On one hand, Lytro’s cameras capture a scene in a more literal sense:
Imagine a refocusable MRI, or a security camera that could render a person’s face in crystal clarity with a single tap and their license plate in another. Suddenly “Enhance!” becomes a real thing, not just CSI fiction.
But on the other hand:
Thompson never quite says it, but he seems to feel a tension between his artistic vision and the inherent interactivity that comes with Lytro’s “living photos.” Photographers freeze a moment, and do so with particular intentions; the focus, the depth of field, the composition all serve a careful purpose. Publishing a light‑field shot can feel like putting the camera in a viewer’s hands and letting them choose the settings and shot they want. So for its most particular buyers, Lytro offers “animations,” which let you program focus changes, pans, zooms, and perspective shifts, and publish a photograph that people watch rather than simply look at.

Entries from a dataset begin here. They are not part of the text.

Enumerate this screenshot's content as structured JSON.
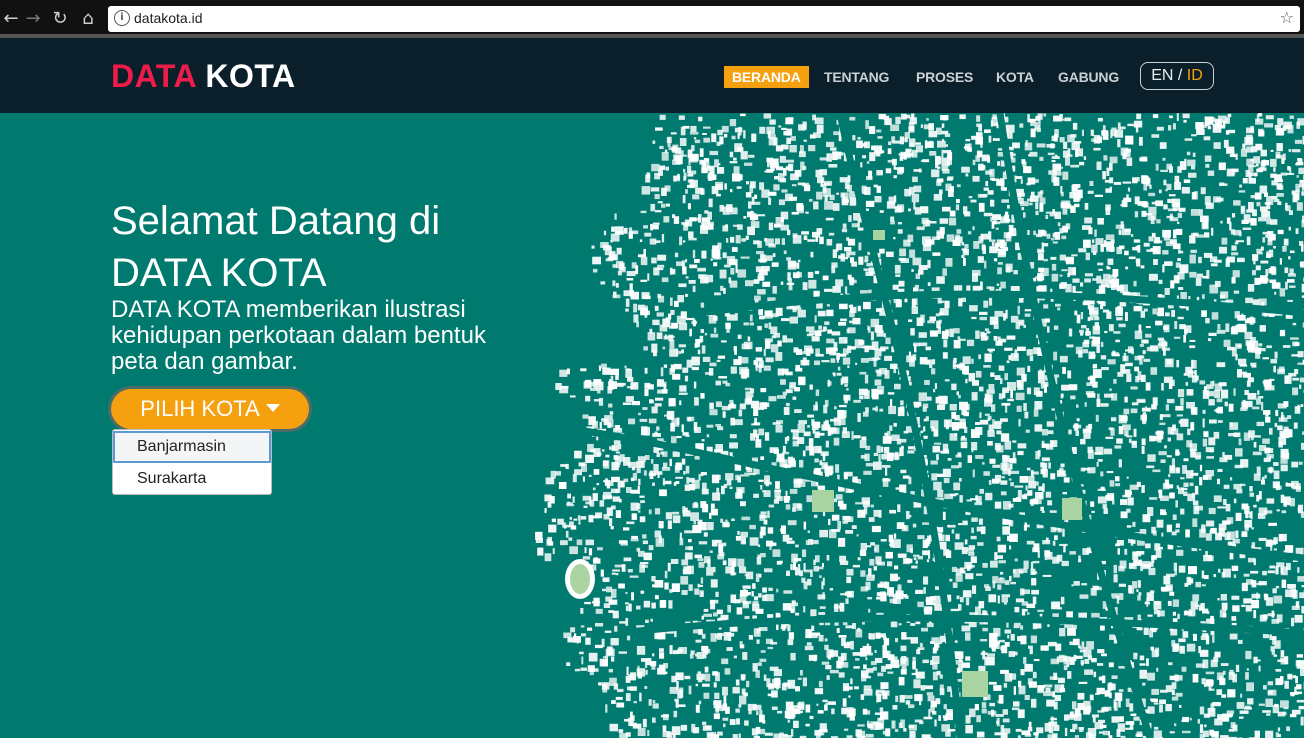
{
  "browser": {
    "url": "datakota.id",
    "back_icon": "back-arrow-icon",
    "forward_icon": "forward-arrow-icon",
    "reload_icon": "reload-icon",
    "home_icon": "home-icon",
    "info_icon": "info-icon",
    "star_icon": "bookmark-star-icon"
  },
  "navbar": {
    "brand_part1": "DATA",
    "brand_part2": "KOTA",
    "items": [
      {
        "label": "BERANDA",
        "active": true
      },
      {
        "label": "TENTANG",
        "active": false
      },
      {
        "label": "PROSES",
        "active": false
      },
      {
        "label": "KOTA",
        "active": false
      },
      {
        "label": "GABUNG",
        "active": false
      }
    ],
    "lang": {
      "en": "EN",
      "separator": "/",
      "id": "ID",
      "active": "ID"
    }
  },
  "hero": {
    "title_line1": "Selamat Datang di",
    "title_line2": "DATA KOTA",
    "subtitle": "DATA KOTA memberikan ilustrasi kehidupan perkotaan dalam bentuk peta dan gambar.",
    "button_label": "PILIH KOTA",
    "dropdown_options": [
      "Banjarmasin",
      "Surakarta"
    ]
  },
  "colors": {
    "background": "#007a6e",
    "navbar": "#0b1f2a",
    "accent_orange": "#f5a00f",
    "brand_red": "#ee1c4a"
  }
}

Still, I want. My only worry is that because the format is new, there’s no standard, and the data of the shots taken are proprietary (for now, potentially forever if there’s no way to convert them over later).
I’m kind of a freak about capitalization. Not that I know how to capitalize things properly every time, but I feel that at the very least I aspire to capitalize the right words in a title. Doing so, I find, adds a subtle but worthwhile dollop of goodness to written text. Proper capitalization shows that you care about the English language, that you know that in a given headline, not all words should be treated with equal emphasis, that some of them deserve more prominence than others. In that sense, capitalization is, to me, the very same thing as good typography.
Khoi Vinh, Correct Title Capitalization
My question is: why are EE and Vodafone involved? Why should my phone network be part of the transaction?
(Microsoft, get in there. I want to be able to tap with my Windows Phone next time I’m back in London.)
“To do everything we can to keep our products out of landfills.”
This. This is something I feel nobody in tech but Apple actually thinks about, this long-term life of a product. The iPhone 4 got iOS 7 four years after launch. iMacs and MacBook Pros from 2007 are still being supported by Mavericks.
(Microsoft seems to be trying to do the same with Windows Phone, but one major OS update and two years is too soon to tell.)
Portrait I drew of the lovely Maggie Smith.
This onesie turns you into a walking Wi‑Fi hotspot
I’ve found my onesie!
if I lived in GoT, I’d want to be from Dorne.
Alex bought some yesterday afternoon, but then left them on top of the fridge for five hours instead of putting them in the freezer.
Number 76, about the stairs: yea, that.